Apologists have attempted to explain this away by saying that there were two different Jabins. However, Judges has at least one other instance where it simply repeats a story from Joshua (compare Judges 1:11-15 with Joshua 15:15-19)
Therefore, editorial problems probably better explain the occurrence of Jabin in Judges 4. Otherwise, one would have to suppose that after a complete destruction of both city and people, Hazor rose again within a few years, and installed another king Jabin. The archaeological evidence is certainly lacking for that.
iii) But as one scholar notes:

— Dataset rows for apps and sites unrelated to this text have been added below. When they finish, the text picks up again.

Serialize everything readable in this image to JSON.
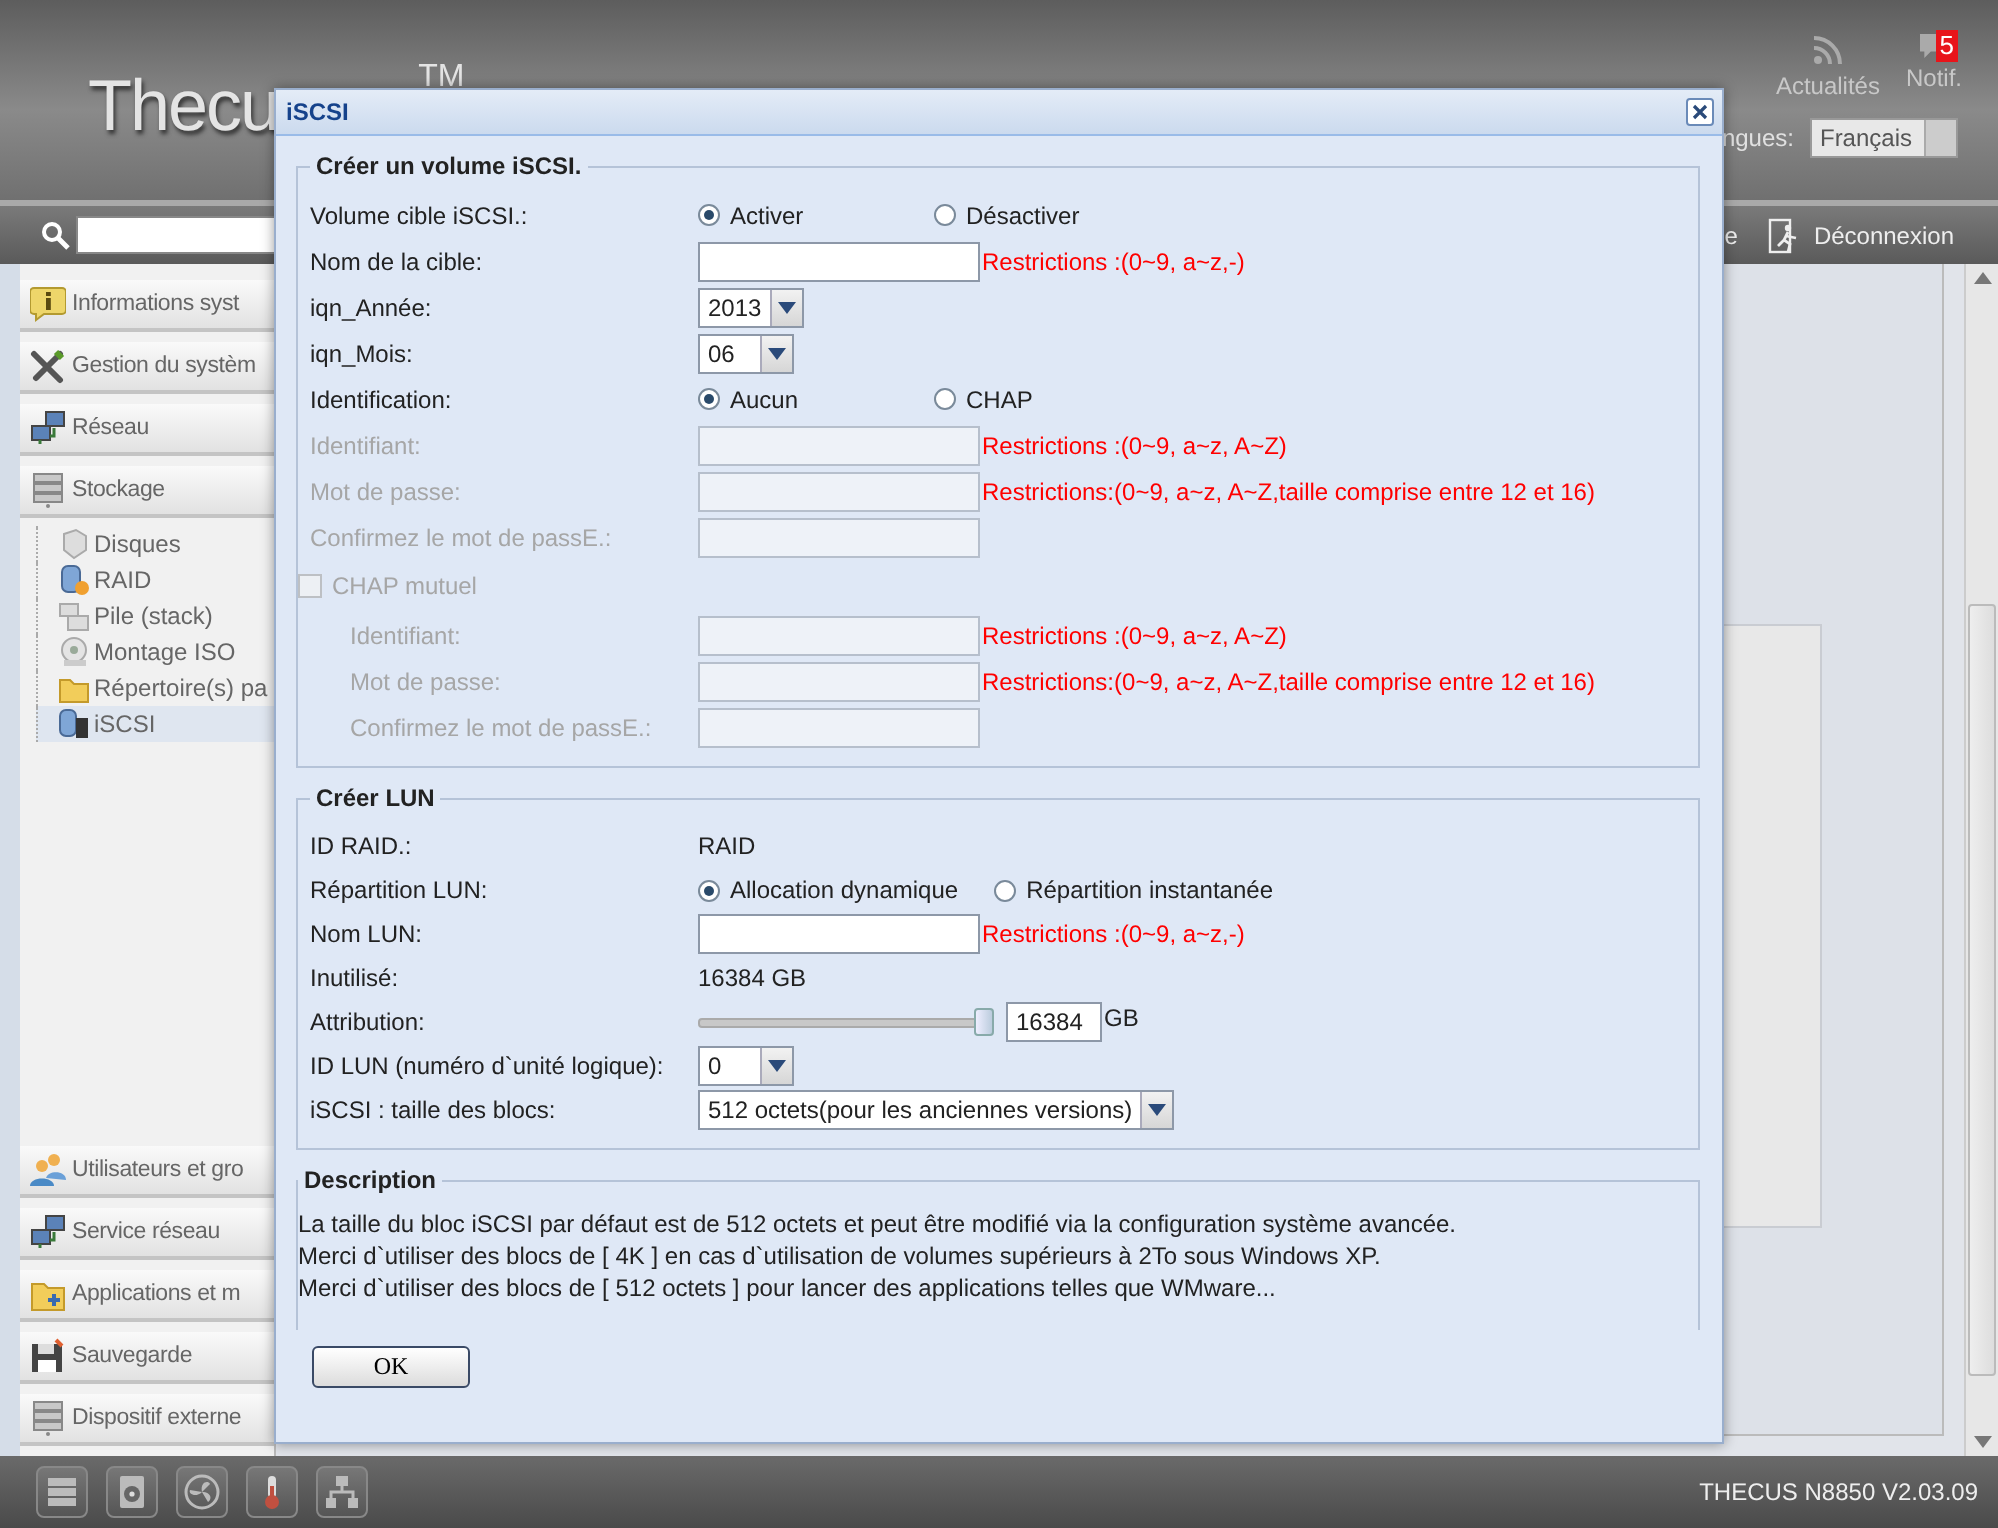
{
  "header": {
    "logo": "Thecu",
    "logo_mark": "TM",
    "actions": [
      {
        "label": "Actualités"
      },
      {
        "label": "Notif.",
        "badge": "5"
      }
    ],
    "language_label": "ngues:",
    "language": "Français"
  },
  "toolbar": {
    "partial_label": "e",
    "logout": "Déconnexion"
  },
  "sidebar": {
    "items": [
      {
        "label": "Informations syst"
      },
      {
        "label": "Gestion du systèm"
      },
      {
        "label": "Réseau"
      },
      {
        "label": "Stockage",
        "children": [
          {
            "label": "Disques",
            "selected": false
          },
          {
            "label": "RAID",
            "selected": false
          },
          {
            "label": "Pile (stack)",
            "selected": false
          },
          {
            "label": "Montage ISO",
            "selected": false
          },
          {
            "label": "Répertoire(s) pa",
            "selected": false
          },
          {
            "label": "iSCSI",
            "selected": true
          }
        ]
      }
    ],
    "lower_items": [
      {
        "label": "Utilisateurs et gro"
      },
      {
        "label": "Service réseau"
      },
      {
        "label": "Applications et m"
      },
      {
        "label": "Sauvegarde"
      },
      {
        "label": "Dispositif externe"
      }
    ]
  },
  "status_bar": {
    "model": "THECUS N8850 V2.03.09"
  },
  "dialog": {
    "title": "iSCSI",
    "sections": [
      {
        "title": "Créer un volume iSCSI.",
        "rows": [
          {
            "kind": "radio",
            "label": "Volume cible iSCSI.:",
            "options": [
              {
                "label": "Activer",
                "selected": true
              },
              {
                "label": "Désactiver",
                "selected": false
              }
            ]
          },
          {
            "kind": "input",
            "label": "Nom de la cible:",
            "disabled": false,
            "hint": "Restrictions :(0~9, a~z,-)"
          },
          {
            "kind": "select",
            "label": "iqn_Année:",
            "value": "2013"
          },
          {
            "kind": "select",
            "label": "iqn_Mois:",
            "value": "06"
          },
          {
            "kind": "radio",
            "label": "Identification:",
            "options": [
              {
                "label": "Aucun",
                "selected": true
              },
              {
                "label": "CHAP",
                "selected": false
              }
            ]
          },
          {
            "kind": "input",
            "label": "Identifiant:",
            "disabled": true,
            "hint": "Restrictions :(0~9, a~z, A~Z)"
          },
          {
            "kind": "input",
            "label": "Mot de passe:",
            "disabled": true,
            "hint": "Restrictions:(0~9, a~z, A~Z,taille comprise entre 12 et 16)"
          },
          {
            "kind": "input",
            "label": "Confirmez le mot de passE.:",
            "disabled": true
          },
          {
            "kind": "checkbox",
            "label": "CHAP mutuel",
            "checked": false,
            "disabled": true,
            "children": [
              {
                "kind": "input",
                "label": "Identifiant:",
                "disabled": true,
                "hint": "Restrictions :(0~9, a~z, A~Z)"
              },
              {
                "kind": "input",
                "label": "Mot de passe:",
                "disabled": true,
                "hint": "Restrictions:(0~9, a~z, A~Z,taille comprise entre 12 et 16)"
              },
              {
                "kind": "input",
                "label": "Confirmez le mot de passE.:",
                "disabled": true
              }
            ]
          }
        ]
      },
      {
        "title": "Créer LUN",
        "rows": [
          {
            "kind": "value",
            "label": "ID RAID.:",
            "value": "RAID"
          },
          {
            "kind": "radio",
            "label": "Répartition LUN:",
            "options": [
              {
                "label": "Allocation dynamique",
                "selected": true
              },
              {
                "label": "Répartition instantanée",
                "selected": false
              }
            ]
          },
          {
            "kind": "input",
            "label": "Nom LUN:",
            "disabled": false,
            "hint": "Restrictions :(0~9, a~z,-)"
          },
          {
            "kind": "value",
            "label": "Inutilisé:",
            "value": "16384 GB"
          },
          {
            "kind": "slider",
            "label": "Attribution:",
            "level": 1.0,
            "value": "16384",
            "unit": "GB"
          },
          {
            "kind": "select",
            "label": "ID LUN (numéro d`unité logique):",
            "value": "0"
          },
          {
            "kind": "select",
            "label": "iSCSI : taille des blocs:",
            "value": "512 octets(pour les anciennes versions)"
          }
        ]
      }
    ],
    "description": {
      "title": "Description",
      "lines": [
        "La taille du bloc iSCSI par défaut est de 512 octets et peut être modifié via la configuration système avancée.",
        "Merci d`utiliser des blocs de [ 4K ] en cas d`utilisation de volumes supérieurs à 2To sous Windows XP.",
        "Merci d`utiliser des blocs de [ 512 octets ] pour lancer des applications telles que WMware..."
      ]
    },
    "buttons": [
      "OK"
    ]
  }
}
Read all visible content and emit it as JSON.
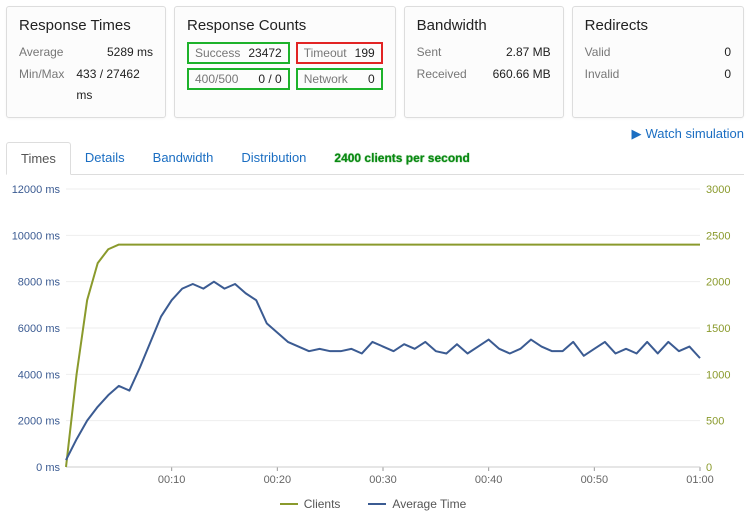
{
  "cards": {
    "response_times": {
      "title": "Response Times",
      "avg_label": "Average",
      "avg_value": "5289 ms",
      "minmax_label": "Min/Max",
      "minmax_value": "433 / 27462 ms"
    },
    "response_counts": {
      "title": "Response Counts",
      "success_label": "Success",
      "success_value": "23472",
      "timeout_label": "Timeout",
      "timeout_value": "199",
      "err_label": "400/500",
      "err_value": "0 / 0",
      "network_label": "Network",
      "network_value": "0"
    },
    "bandwidth": {
      "title": "Bandwidth",
      "sent_label": "Sent",
      "sent_value": "2.87 MB",
      "recv_label": "Received",
      "recv_value": "660.66 MB"
    },
    "redirects": {
      "title": "Redirects",
      "valid_label": "Valid",
      "valid_value": "0",
      "invalid_label": "Invalid",
      "invalid_value": "0"
    }
  },
  "watch": "Watch simulation",
  "tabs": {
    "times": "Times",
    "details": "Details",
    "bandwidth": "Bandwidth",
    "distribution": "Distribution"
  },
  "annotation": "2400 clients per second",
  "legend": {
    "clients": "Clients",
    "avg_time": "Average Time"
  },
  "colors": {
    "clients_line": "#8a9a2c",
    "avgtime_line": "#3b5b92",
    "left_axis": "#3b5b92",
    "right_axis": "#8a9a2c"
  },
  "chart_data": {
    "type": "line",
    "title": "Times",
    "xlabel": "",
    "ylabel_left": "ms",
    "ylabel_right": "clients",
    "xlim": [
      0,
      60
    ],
    "ylim_left": [
      0,
      12000
    ],
    "ylim_right": [
      0,
      3000
    ],
    "x_ticks": [
      "00:10",
      "00:20",
      "00:30",
      "00:40",
      "00:50",
      "01:00"
    ],
    "y_ticks_left": [
      "0 ms",
      "2000 ms",
      "4000 ms",
      "6000 ms",
      "8000 ms",
      "10000 ms",
      "12000 ms"
    ],
    "y_ticks_right": [
      "0",
      "500",
      "1000",
      "1500",
      "2000",
      "2500",
      "3000"
    ],
    "x_seconds": [
      0,
      1,
      2,
      3,
      4,
      5,
      6,
      7,
      8,
      9,
      10,
      11,
      12,
      13,
      14,
      15,
      16,
      17,
      18,
      19,
      20,
      21,
      22,
      23,
      24,
      25,
      26,
      27,
      28,
      29,
      30,
      31,
      32,
      33,
      34,
      35,
      36,
      37,
      38,
      39,
      40,
      41,
      42,
      43,
      44,
      45,
      46,
      47,
      48,
      49,
      50,
      51,
      52,
      53,
      54,
      55,
      56,
      57,
      58,
      59,
      60
    ],
    "series": [
      {
        "name": "Clients",
        "axis": "right",
        "values": [
          0,
          1000,
          1800,
          2200,
          2350,
          2400,
          2400,
          2400,
          2400,
          2400,
          2400,
          2400,
          2400,
          2400,
          2400,
          2400,
          2400,
          2400,
          2400,
          2400,
          2400,
          2400,
          2400,
          2400,
          2400,
          2400,
          2400,
          2400,
          2400,
          2400,
          2400,
          2400,
          2400,
          2400,
          2400,
          2400,
          2400,
          2400,
          2400,
          2400,
          2400,
          2400,
          2400,
          2400,
          2400,
          2400,
          2400,
          2400,
          2400,
          2400,
          2400,
          2400,
          2400,
          2400,
          2400,
          2400,
          2400,
          2400,
          2400,
          2400,
          2400
        ]
      },
      {
        "name": "Average Time",
        "axis": "left",
        "values": [
          300,
          1200,
          2000,
          2600,
          3100,
          3500,
          3300,
          4300,
          5400,
          6500,
          7200,
          7700,
          7900,
          7700,
          8000,
          7700,
          7900,
          7500,
          7200,
          6200,
          5800,
          5400,
          5200,
          5000,
          5100,
          5000,
          5000,
          5100,
          4900,
          5400,
          5200,
          5000,
          5300,
          5100,
          5400,
          5000,
          4900,
          5300,
          4900,
          5200,
          5500,
          5100,
          4900,
          5100,
          5500,
          5200,
          5000,
          5000,
          5400,
          4800,
          5100,
          5400,
          4900,
          5100,
          4900,
          5400,
          4900,
          5400,
          5000,
          5200,
          4700
        ]
      }
    ]
  }
}
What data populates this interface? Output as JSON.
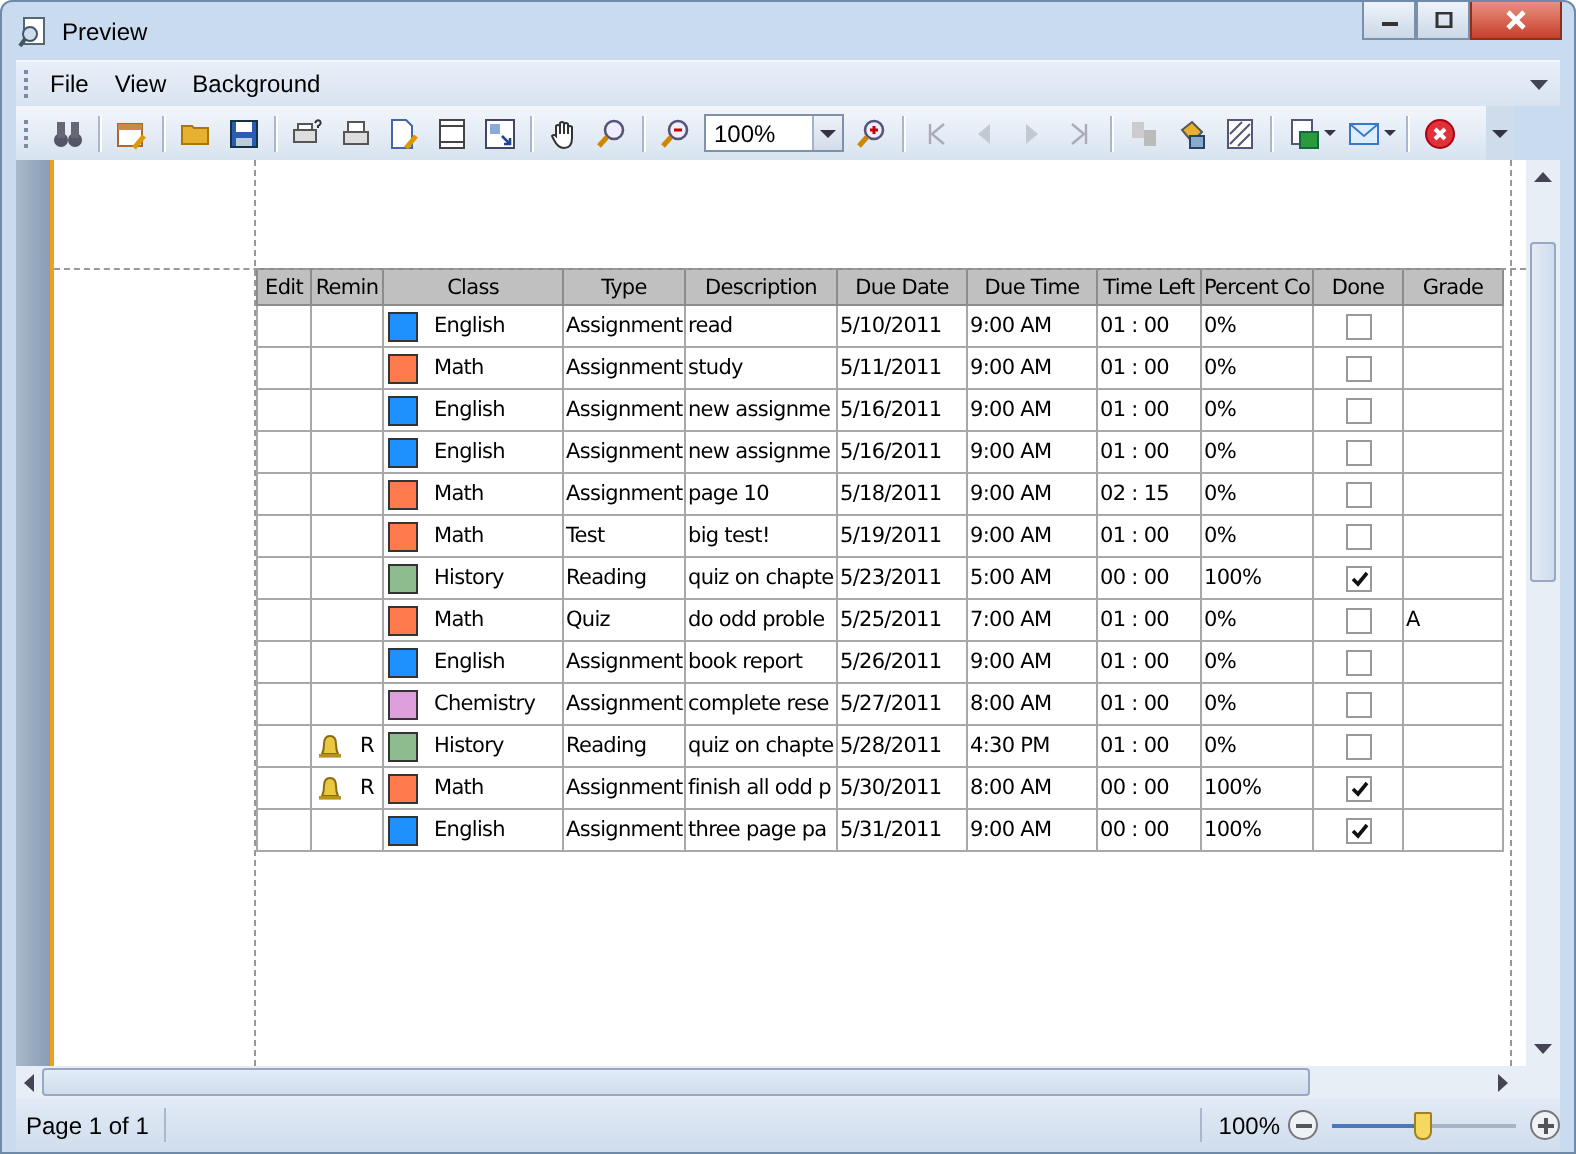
{
  "window": {
    "title": "Preview"
  },
  "menu": [
    "File",
    "View",
    "Background"
  ],
  "toolbar": {
    "zoom_value": "100%"
  },
  "table": {
    "columns": [
      "Edit",
      "Remin",
      "Class",
      "Type",
      "Description",
      "Due Date",
      "Due Time",
      "Time Left",
      "Percent Co",
      "Done",
      "Grade"
    ],
    "rows": [
      {
        "reminder": "",
        "class": {
          "name": "English",
          "color": "#1e90ff"
        },
        "type": "Assignment",
        "description": "read",
        "due_date": "5/10/2011",
        "due_time": "9:00 AM",
        "time_left": "01 : 00",
        "percent": "0%",
        "done": false,
        "grade": ""
      },
      {
        "reminder": "",
        "class": {
          "name": "Math",
          "color": "#ff7a4d"
        },
        "type": "Assignment",
        "description": "study",
        "due_date": "5/11/2011",
        "due_time": "9:00 AM",
        "time_left": "01 : 00",
        "percent": "0%",
        "done": false,
        "grade": ""
      },
      {
        "reminder": "",
        "class": {
          "name": "English",
          "color": "#1e90ff"
        },
        "type": "Assignment",
        "description": "new assignme",
        "due_date": "5/16/2011",
        "due_time": "9:00 AM",
        "time_left": "01 : 00",
        "percent": "0%",
        "done": false,
        "grade": ""
      },
      {
        "reminder": "",
        "class": {
          "name": "English",
          "color": "#1e90ff"
        },
        "type": "Assignment",
        "description": "new assignme",
        "due_date": "5/16/2011",
        "due_time": "9:00 AM",
        "time_left": "01 : 00",
        "percent": "0%",
        "done": false,
        "grade": ""
      },
      {
        "reminder": "",
        "class": {
          "name": "Math",
          "color": "#ff7a4d"
        },
        "type": "Assignment",
        "description": "page 10",
        "due_date": "5/18/2011",
        "due_time": "9:00 AM",
        "time_left": "02 : 15",
        "percent": "0%",
        "done": false,
        "grade": ""
      },
      {
        "reminder": "",
        "class": {
          "name": "Math",
          "color": "#ff7a4d"
        },
        "type": "Test",
        "description": "big test!",
        "due_date": "5/19/2011",
        "due_time": "9:00 AM",
        "time_left": "01 : 00",
        "percent": "0%",
        "done": false,
        "grade": ""
      },
      {
        "reminder": "",
        "class": {
          "name": "History",
          "color": "#8fbc8f"
        },
        "type": "Reading",
        "description": "quiz on chapte",
        "due_date": "5/23/2011",
        "due_time": "5:00 AM",
        "time_left": "00 : 00",
        "percent": "100%",
        "done": true,
        "grade": ""
      },
      {
        "reminder": "",
        "class": {
          "name": "Math",
          "color": "#ff7a4d"
        },
        "type": "Quiz",
        "description": "do odd proble",
        "due_date": "5/25/2011",
        "due_time": "7:00 AM",
        "time_left": "01 : 00",
        "percent": "0%",
        "done": false,
        "grade": "A"
      },
      {
        "reminder": "",
        "class": {
          "name": "English",
          "color": "#1e90ff"
        },
        "type": "Assignment",
        "description": "book report",
        "due_date": "5/26/2011",
        "due_time": "9:00 AM",
        "time_left": "01 : 00",
        "percent": "0%",
        "done": false,
        "grade": ""
      },
      {
        "reminder": "",
        "class": {
          "name": "Chemistry",
          "color": "#dda0dd"
        },
        "type": "Assignment",
        "description": "complete rese",
        "due_date": "5/27/2011",
        "due_time": "8:00 AM",
        "time_left": "01 : 00",
        "percent": "0%",
        "done": false,
        "grade": ""
      },
      {
        "reminder": "R",
        "class": {
          "name": "History",
          "color": "#8fbc8f"
        },
        "type": "Reading",
        "description": "quiz on chapte",
        "due_date": "5/28/2011",
        "due_time": "4:30 PM",
        "time_left": "01 : 00",
        "percent": "0%",
        "done": false,
        "grade": ""
      },
      {
        "reminder": "R",
        "class": {
          "name": "Math",
          "color": "#ff7a4d"
        },
        "type": "Assignment",
        "description": "finish all odd p",
        "due_date": "5/30/2011",
        "due_time": "8:00 AM",
        "time_left": "00 : 00",
        "percent": "100%",
        "done": true,
        "grade": ""
      },
      {
        "reminder": "",
        "class": {
          "name": "English",
          "color": "#1e90ff"
        },
        "type": "Assignment",
        "description": "three page pa",
        "due_date": "5/31/2011",
        "due_time": "9:00 AM",
        "time_left": "00 : 00",
        "percent": "100%",
        "done": true,
        "grade": ""
      }
    ]
  },
  "status_bar": {
    "page": "Page 1 of 1",
    "zoom": "100%",
    "zoom_slider": {
      "level": 0.5
    }
  }
}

The appearance in Joshua-Judges of two kings with the name Jabin is no more a "doublet" than two Niqmads (II and III) and two Ammishtamrus (I and II) in Ugarit, or two Suppiluliumas (I and II), two Mursils (II and III), and two Tudkhalias III and IV) of the Hittites, or two pharaohs (Amenophis (III and IV), Sethos (I and II), and Ramesses (I and II) in Egypt–all these in the fourteenth and thirteenth centuries. K. Kitchen, On the Reliability of the Old Testament (Eerdmans 2003), 184-85.
As another scholar notes:
Jabin was probably a royal title (like "Pharaoh" for the kings of Egypt). Joshua had defeated another "Jabin" at Hazor almost one hundred years earlier (Josh 11:1-11). Verses 23-24 probably refer to the final destruction of a resurgent Hazor in the thirteenth century, as attested (on at least one reading of the data) by the archeological remains there. B. Webb, ibid., 180.
iv) Notice that this isn't "within a few years," but about a century later. A lot can happen in a century.
In addition, there's a reason why some sites were settled in the first place. They may have access to fresh water for drinking, fishing, or irrigation. They may be located along trade routes.
That means that even when a site is destroyed by invaders, it remains an appealing location, for all the reasons that made it a magnet for the original settlers. So it's not surprising that it will be repopulated at a later date. Prime real estate is always desirable.